So I’m sure many of you are aware of World Mental Health Day, which is every year on the 10th of October. The purpose of this day is to raise awareness of mental health issues around the world in hopes to improve the support of mental health. Which is why in this week’s blog we’re going to discuss what duvet days are and whether they are useful.
A new survey by the Trade Union Congress (TUC) has found that stress is the top concern in the UK workplace. Stress can cause poor mental health. So how can we help improve the state of mind?
In this week’s blog, we will be exploring the concept of a duvet day and whether it can help improve mental health…
What Is a Duvet Day?
Have you ever woken up and the last thing you want to do, is to go into work? Okay, so a lot of us feel like this most days and go into work regardless of how we feel.
What about those days when you really need a day off rather than want a day off? Duvet days became a thing in the late 90s and in some cases, people have these days written into their contract of employment. They have become synonymous with suffering from poor mental health and provide a method for someone to call work and take a day off without prior notice.
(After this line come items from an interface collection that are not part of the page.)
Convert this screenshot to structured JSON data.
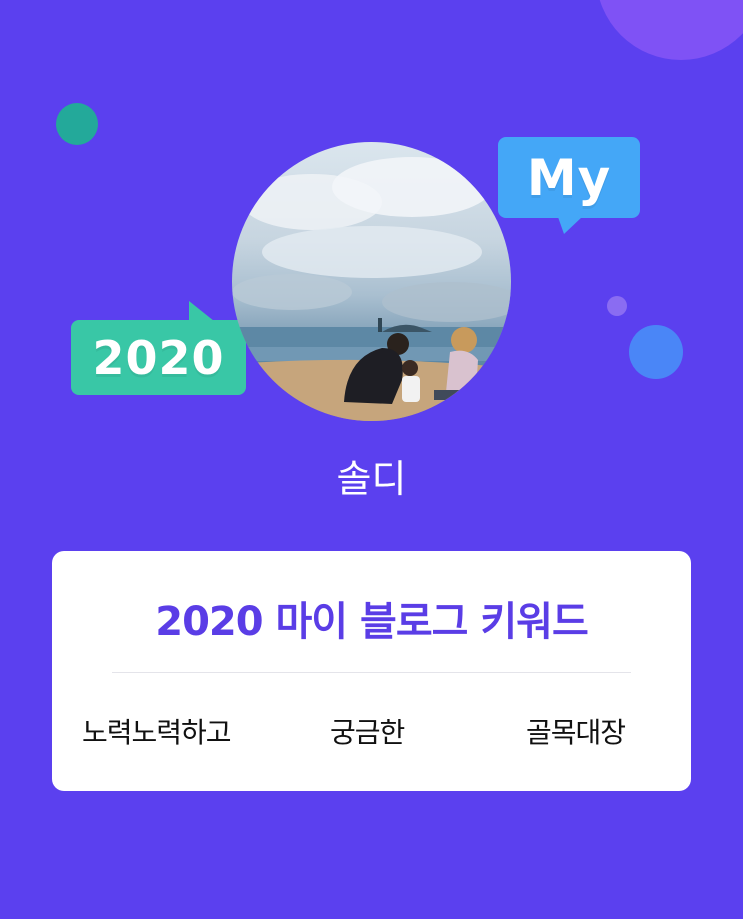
{
  "colors": {
    "background": "#5b40ef",
    "deco_topright": "#7f52f5",
    "deco_teal": "#23a99a",
    "deco_small": "#8a6cf2",
    "deco_blue": "#4a86f7",
    "bubble_my": "#44a7f7",
    "bubble_2020": "#39c7a6",
    "card_title": "#5a3de6",
    "username": "#ffffff"
  },
  "bubbles": {
    "my": "My",
    "year": "2020"
  },
  "profile": {
    "avatar_icon": "profile-photo-beach-family",
    "name": "솔디"
  },
  "card": {
    "title": "2020 마이 블로그 키워드",
    "keywords": [
      "노력노력하고",
      "궁금한",
      "골목대장"
    ]
  }
}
What’s The Difference Between a Duvet Day & a Sick Day?
Duvet days give employee’s the chance to take a day off to recharge, without having to come up with an excuse.
We all know the term ‘pulling a sickie’ and it is usually reserved for someone who’s had a few too many down the local after work. Instead of feigning food poisoning or whatever the supposed illness might be, duvet days can be used without giving a reason such as a ‘sick day’ or prior notice like you normally would with an annual leave day.
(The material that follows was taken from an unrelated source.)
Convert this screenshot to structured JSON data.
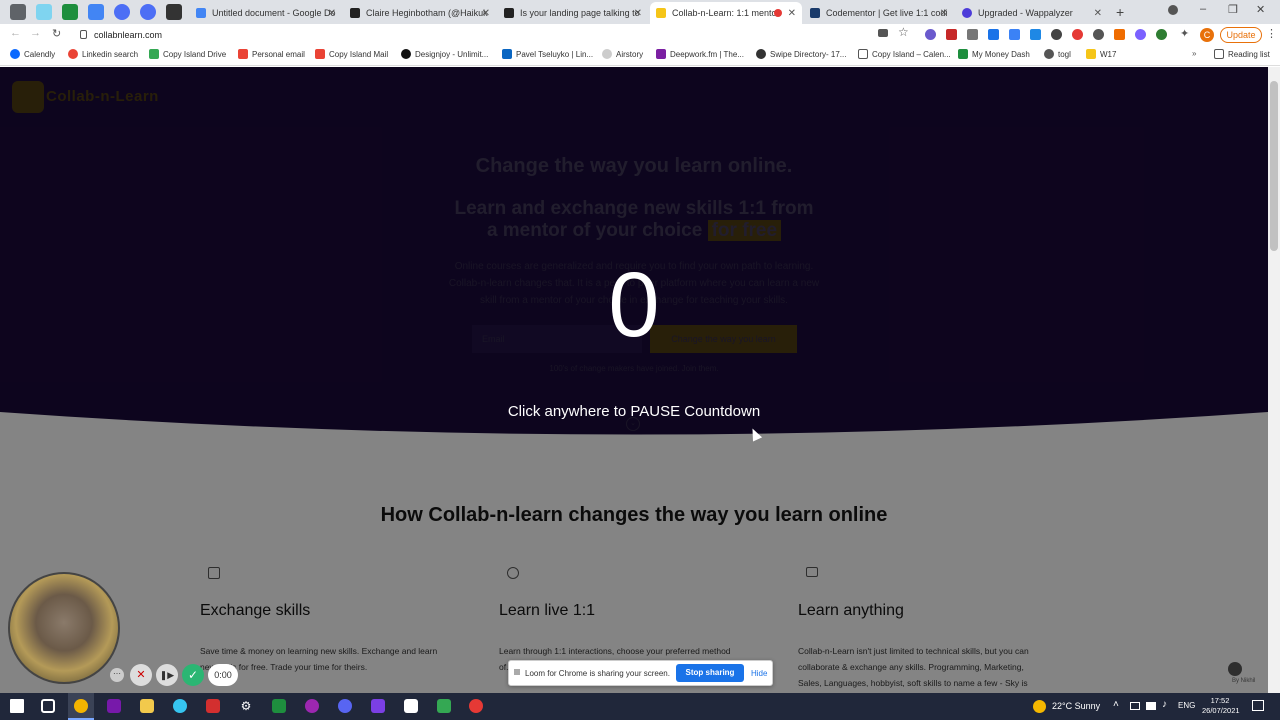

Are They Useful?
From an employee’s point of view, a study found that 65% of workers advised they would take a job if duvet days were offered as part of their employment. Nearly 70% of duvets days were taken due to tiredness or stress and they are seen as a way of being able to take a day off without having to come up with an excuse.
Employers have seen benefits too. Flexible working environments generally lead to a happier workforce and they can foster a culture of honesty rather than employee’s thinking they need to lie to their boss with an excuse of being ‘sick’.
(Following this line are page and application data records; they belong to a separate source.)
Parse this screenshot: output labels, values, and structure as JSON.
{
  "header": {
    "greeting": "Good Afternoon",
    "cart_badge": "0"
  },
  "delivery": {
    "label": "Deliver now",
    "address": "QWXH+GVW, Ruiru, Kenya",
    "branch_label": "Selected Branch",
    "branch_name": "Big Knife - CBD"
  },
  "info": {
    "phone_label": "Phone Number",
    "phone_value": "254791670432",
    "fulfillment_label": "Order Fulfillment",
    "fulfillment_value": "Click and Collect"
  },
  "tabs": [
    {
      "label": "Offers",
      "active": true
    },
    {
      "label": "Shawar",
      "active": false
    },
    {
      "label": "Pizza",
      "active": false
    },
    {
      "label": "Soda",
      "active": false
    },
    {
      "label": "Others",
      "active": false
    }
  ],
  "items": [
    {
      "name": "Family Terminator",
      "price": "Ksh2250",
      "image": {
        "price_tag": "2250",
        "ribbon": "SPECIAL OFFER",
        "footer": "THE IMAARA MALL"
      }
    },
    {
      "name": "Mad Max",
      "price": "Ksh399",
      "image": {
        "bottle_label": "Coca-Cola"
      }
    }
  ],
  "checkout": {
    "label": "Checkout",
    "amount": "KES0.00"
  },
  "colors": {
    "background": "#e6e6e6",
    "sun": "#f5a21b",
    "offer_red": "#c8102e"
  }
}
Duvet Days & Health & Safety…
Stress and poor mental health can have big repercussions from a health and safety perspective.
A lack of concentration, mistakes and other problems are all things which put workers, fellow colleagues and potentially the general public, at risk. Even for people who don’t work in jobs that have obvious health and safety risks, going into work with poor mental health isn’t beneficial for anyone.
Duvet days are not the answer to a constantly stressful workplace and solving the underlying issues to poor mental health within an organisation is a better approach. That being said, sometimes we all need a day to recuperate and duvet days provide a method to rejuvenate our personal well being.
We’ve blogged many times about the relationship between stress, poor mental well-being and health & safety – How Bad Is Workplace Stress In The UK? and How Effective Is Mental Health First Aid Training. Feel free to have a read of these blogs for a better understanding of stress and mental health within a workplace.